Wolf Says He Can Still Implement Agenda, Despite Firm GOP Control In House, Senate

Jan 4, 2017

Though Republicans boosted their stronghold in the state legislature as they were sworn into office Tuesday, Democratic Gov. Tom Wolf said he's used to working in a bi-partisan manner. 

Republicans now have a veto proof majority in the Senate, 34-16, and increased their margin to 39 seats in the House, 121-82.

Wolf said he doesn’t believe the stronger GOP grip on the legislature will affect his upcoming budget, nor has it forced him to adjust his priorities.

“Ironically I really haven’t,” Wolf said. “I think the people of Pennsylvania wanted me to address and challenge that status quo and that's what I've been doing. They also wanted an increase in education funding and I think there are enough people in the Republican party here who wanted the same thing.”

The governor also said he worked with Republican legislators on liquor sales reform—“the first time since Prohibition”—as well as legalizing medical marijuana and devising a fair funding formula for public education.

“Obviously there are a lot of things we disagree on but I'm hoping that we can continue to focus on places where we agree and we'll do good things for Pennsylvania,” Wolf said.

One issue of ongoing disagreement is over how to reform the state’s indebted public pension system. The 2015-16 legislative session ended with a failure to pass reform.

“I'm not sure if there's a disagreement between the Senate and the House or what," said Wolf, who supported bills in the House and Senate. "When we sit down and have conversations it seems to me that that we get fairly close.” 

A major stumbling block is shifting all new state employees, teachers and lawmakers into a 401(k)-style retirement plan.
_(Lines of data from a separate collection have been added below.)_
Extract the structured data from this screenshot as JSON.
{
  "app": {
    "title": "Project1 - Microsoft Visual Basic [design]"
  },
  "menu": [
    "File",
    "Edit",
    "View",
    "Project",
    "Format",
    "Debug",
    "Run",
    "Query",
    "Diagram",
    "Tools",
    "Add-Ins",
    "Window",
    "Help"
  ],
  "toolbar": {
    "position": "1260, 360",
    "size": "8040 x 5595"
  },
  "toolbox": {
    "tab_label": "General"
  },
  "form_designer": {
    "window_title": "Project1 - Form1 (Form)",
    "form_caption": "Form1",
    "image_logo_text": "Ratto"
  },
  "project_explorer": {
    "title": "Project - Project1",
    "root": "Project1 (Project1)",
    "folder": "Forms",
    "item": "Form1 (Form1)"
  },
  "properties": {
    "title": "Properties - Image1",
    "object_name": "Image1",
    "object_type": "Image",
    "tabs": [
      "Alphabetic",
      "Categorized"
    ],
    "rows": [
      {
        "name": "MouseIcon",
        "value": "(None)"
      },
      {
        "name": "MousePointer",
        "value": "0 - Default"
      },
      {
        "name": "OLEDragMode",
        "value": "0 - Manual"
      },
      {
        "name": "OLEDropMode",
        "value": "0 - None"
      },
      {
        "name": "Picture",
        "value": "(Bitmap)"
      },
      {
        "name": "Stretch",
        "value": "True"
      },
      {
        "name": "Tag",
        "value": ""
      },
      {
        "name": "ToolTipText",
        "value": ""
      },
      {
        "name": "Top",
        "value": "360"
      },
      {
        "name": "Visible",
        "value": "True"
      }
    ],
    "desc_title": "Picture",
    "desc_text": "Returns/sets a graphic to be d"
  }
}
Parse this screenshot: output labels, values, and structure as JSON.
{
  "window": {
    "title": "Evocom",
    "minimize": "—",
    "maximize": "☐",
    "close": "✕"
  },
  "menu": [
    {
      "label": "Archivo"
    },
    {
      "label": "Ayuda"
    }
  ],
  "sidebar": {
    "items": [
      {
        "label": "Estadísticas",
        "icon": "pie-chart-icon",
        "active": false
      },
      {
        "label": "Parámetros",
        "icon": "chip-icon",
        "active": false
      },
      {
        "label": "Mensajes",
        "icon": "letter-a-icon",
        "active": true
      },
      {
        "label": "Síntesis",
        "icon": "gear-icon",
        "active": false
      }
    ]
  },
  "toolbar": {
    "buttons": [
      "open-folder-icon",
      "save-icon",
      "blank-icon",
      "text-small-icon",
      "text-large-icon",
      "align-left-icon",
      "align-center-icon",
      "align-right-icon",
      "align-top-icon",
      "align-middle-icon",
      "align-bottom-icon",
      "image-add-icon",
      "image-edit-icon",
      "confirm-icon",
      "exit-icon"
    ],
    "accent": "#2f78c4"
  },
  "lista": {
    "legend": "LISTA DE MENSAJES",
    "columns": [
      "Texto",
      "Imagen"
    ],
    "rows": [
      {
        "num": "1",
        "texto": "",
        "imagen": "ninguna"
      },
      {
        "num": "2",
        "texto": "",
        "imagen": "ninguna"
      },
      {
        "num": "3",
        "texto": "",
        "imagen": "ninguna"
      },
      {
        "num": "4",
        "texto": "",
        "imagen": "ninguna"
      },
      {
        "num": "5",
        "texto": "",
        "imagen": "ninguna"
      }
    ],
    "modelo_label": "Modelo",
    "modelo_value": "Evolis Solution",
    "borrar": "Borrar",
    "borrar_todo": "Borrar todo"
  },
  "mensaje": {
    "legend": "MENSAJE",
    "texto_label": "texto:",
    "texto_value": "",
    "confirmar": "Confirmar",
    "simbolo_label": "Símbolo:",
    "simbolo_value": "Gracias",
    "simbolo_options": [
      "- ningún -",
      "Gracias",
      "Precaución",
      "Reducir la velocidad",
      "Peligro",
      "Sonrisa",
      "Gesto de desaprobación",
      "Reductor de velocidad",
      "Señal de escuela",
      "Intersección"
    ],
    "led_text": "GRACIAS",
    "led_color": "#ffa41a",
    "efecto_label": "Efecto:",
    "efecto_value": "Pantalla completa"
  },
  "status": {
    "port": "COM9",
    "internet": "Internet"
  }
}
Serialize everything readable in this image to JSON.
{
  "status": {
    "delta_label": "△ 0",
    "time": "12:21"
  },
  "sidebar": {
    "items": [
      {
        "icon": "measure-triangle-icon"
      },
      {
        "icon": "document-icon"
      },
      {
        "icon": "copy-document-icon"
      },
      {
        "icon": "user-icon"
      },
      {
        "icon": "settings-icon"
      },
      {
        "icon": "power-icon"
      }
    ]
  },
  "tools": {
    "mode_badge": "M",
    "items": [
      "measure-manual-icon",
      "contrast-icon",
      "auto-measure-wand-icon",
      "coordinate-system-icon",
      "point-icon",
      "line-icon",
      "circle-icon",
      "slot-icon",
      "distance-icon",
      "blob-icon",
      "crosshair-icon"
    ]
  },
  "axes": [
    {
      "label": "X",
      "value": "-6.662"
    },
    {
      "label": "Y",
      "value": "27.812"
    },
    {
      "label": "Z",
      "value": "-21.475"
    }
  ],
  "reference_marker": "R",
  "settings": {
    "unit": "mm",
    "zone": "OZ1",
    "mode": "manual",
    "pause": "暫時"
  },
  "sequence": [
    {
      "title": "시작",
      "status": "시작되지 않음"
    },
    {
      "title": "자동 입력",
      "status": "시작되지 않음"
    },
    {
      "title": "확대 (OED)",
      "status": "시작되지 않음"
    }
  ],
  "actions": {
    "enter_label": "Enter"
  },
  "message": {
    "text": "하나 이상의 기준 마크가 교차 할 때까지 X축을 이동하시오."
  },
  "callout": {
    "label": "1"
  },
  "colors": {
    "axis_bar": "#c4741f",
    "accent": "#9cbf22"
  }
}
Current employees and retirees would continue in their defined benefit plan.

Wolf said he's hopeful both parties can agree on change, but something has to be done. 

“We can’t kick this can down the road any longer," he said. 

In the meantime, Wolf and his administration continue to work on a 2017-18 budget proposal that he will deliver to the legislature Feb. 7.

The state is currently running a $600 million deficit six months into this fiscal year, but Wolf said that shortfall will not affect his new budget.

“Even without a deficit coming out of this year, I'd still be looking at the same thing,” Wolf said. 

He said he doesn't plan to add any broad base tax increases and he'll focus on "really tackling the bureaucracy." 

But that doesn’t mean the new budget proposal won’t see a spending increase over this year’s $31.5 billion budget despite the deficit.

“I want to avoid slashing and cutting the kind of thing that has hurt Pennsylvania families in the past, " Wolf said. "Too often when you do a sort of  across the board cuts, you affect things like education, human services most and those are things that we can least afford to cut.”